  • Although FERPA regulations do not require institutions to provide copies of the education records unless to do so would effectively prohibit an individual from viewing her or his records, it is the policy of Duke University Medical School to make such copies available. However, the Medical School may deny requests to release copies of the transcripts of those students in financial default. The Medical School also does not release copies of other schools' transcripts unless mandated by FERPA.

2. The right to amend the contents of the education record to ensure that they are not inaccurate, misleading, or otherwise in violation of the student's privacy or other rights.

3. The right to file a complaint with the U.S. Department of Education concerning perceived failure on the part of the school to satisfy the requirements of FERPA.

FERPA also limits the disclosure of personally identifiable information to others without the student's prior consent with the following exceptions:

Directory Information: Certain categories of information are considered to be directory information and do not require the student's prior written consent to be disclosed.
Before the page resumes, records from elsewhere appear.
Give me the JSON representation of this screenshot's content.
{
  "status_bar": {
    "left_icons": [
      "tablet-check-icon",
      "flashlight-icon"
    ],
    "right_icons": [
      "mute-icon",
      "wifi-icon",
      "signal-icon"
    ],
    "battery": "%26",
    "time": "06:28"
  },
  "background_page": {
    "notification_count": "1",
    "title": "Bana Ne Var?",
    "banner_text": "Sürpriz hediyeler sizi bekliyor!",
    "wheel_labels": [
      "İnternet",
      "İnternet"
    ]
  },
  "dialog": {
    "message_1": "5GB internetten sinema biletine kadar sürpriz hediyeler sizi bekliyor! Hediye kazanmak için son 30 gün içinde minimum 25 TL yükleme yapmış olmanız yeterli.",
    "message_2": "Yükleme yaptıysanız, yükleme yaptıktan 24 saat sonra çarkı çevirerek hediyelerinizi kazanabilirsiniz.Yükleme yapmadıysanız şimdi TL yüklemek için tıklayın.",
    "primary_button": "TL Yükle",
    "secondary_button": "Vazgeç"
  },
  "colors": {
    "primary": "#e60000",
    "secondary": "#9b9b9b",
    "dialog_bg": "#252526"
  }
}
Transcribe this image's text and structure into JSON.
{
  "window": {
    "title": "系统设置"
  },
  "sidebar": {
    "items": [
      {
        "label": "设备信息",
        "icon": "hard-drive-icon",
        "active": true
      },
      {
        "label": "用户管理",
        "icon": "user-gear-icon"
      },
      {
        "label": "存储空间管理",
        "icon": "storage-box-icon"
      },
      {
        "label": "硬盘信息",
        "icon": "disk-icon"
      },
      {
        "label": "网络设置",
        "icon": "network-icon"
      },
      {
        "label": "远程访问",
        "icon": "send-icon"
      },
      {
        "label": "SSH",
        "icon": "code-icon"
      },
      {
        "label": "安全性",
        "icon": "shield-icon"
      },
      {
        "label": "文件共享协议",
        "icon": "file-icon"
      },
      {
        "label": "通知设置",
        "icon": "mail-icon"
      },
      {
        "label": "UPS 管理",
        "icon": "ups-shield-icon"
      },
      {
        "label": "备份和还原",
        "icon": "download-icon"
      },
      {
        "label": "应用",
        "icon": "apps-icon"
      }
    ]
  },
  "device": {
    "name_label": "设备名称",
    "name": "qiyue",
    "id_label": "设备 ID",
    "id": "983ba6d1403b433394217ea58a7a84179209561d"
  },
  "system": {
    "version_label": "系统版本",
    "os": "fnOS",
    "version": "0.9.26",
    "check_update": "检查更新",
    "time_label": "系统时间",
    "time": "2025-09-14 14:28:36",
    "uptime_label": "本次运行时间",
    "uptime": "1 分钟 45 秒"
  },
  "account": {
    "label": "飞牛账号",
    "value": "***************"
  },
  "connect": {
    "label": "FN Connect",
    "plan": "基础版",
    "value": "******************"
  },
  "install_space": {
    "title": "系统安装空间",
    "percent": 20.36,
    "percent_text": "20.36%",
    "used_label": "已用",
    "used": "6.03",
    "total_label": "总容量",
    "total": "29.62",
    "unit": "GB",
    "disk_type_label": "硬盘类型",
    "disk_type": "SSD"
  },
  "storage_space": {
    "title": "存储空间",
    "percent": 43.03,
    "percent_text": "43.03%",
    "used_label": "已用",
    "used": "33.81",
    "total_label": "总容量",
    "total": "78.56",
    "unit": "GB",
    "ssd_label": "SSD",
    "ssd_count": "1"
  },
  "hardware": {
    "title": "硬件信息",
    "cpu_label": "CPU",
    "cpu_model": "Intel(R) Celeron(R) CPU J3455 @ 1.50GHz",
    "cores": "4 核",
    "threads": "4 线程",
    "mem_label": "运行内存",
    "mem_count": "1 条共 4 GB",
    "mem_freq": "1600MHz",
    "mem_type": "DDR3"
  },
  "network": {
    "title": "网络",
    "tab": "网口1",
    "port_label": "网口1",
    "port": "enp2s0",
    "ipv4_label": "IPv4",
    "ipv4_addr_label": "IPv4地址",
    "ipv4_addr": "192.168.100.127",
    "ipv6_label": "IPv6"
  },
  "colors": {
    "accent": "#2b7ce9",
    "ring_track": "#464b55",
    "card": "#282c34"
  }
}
However, the Medical School Registrar's Office complies with a student's request to withhold directory information if notice is submitted in writing during the first three weeks of each new academic year; such requests must be renewed annually.

Students considering nondisclosure should be aware that negative repercussions may result when inquiries are made by prospective employers, educational institutions, or other interested parties. This is particularly important for graduating students whose final nondisclosure requests continue to be honored until rescinded by the student.

The following have been designated as directory information by the University: name, address, telephone listing, email address, date and place of birth, photograph, major field of study, participation in officially recognized activities and sports, weight and height of members of athletic teams, dates of attendance, degrees and awards received, and most recent previous educational institution attended. Class schedule is considered as directory information in the School of Medicine. Some of this information will be made available as a student directory for use by fellow students, faculty, and School of Medicine staff. In addition, match results for residency placement will also be made available on the web.

Legitimate Interests: Prior consent is not required for disclosure of education records to school officials of Duke University who have been determined to have legitimate educational interests, appropriate parties in connection with an emergency, and in response to a court order or subpoena.

The complete university policy regarding FERPA is located on the website:
http://registrar.duke.edu/student-records

FERPA Hold Request

HIPAA
The Health Insurance Portability and Accountability Act, or HIPAA, requires health care professionals to protect privacy and create standards for electronic transfers of health data.

The Office for Civil Rights at the Department of Health and Human Services will enforce the regulations and impose penalties on institutions that do not make a good-faith effort on privacy and security.

HIPAA came about because of the public's concern about how health care information is used. HIPAA gives patients more control over their own health information. All Duke University School of Medicine students are required to complete online HIPAA training on an annual basis.

For more information about HIPAA, please refer to the following website, http://www.dukehealth.org/Privacy/HIPAA.

Available on-line training for HIPAA compliance

Graduation/Completion Rate:

Number of Graduates in the Doctor of Medicine Program during the 2010-2011 academic year = 104; Completion Rate: 99.5%; Number of Students that transferred out of the Doctor of Medicine Program: 0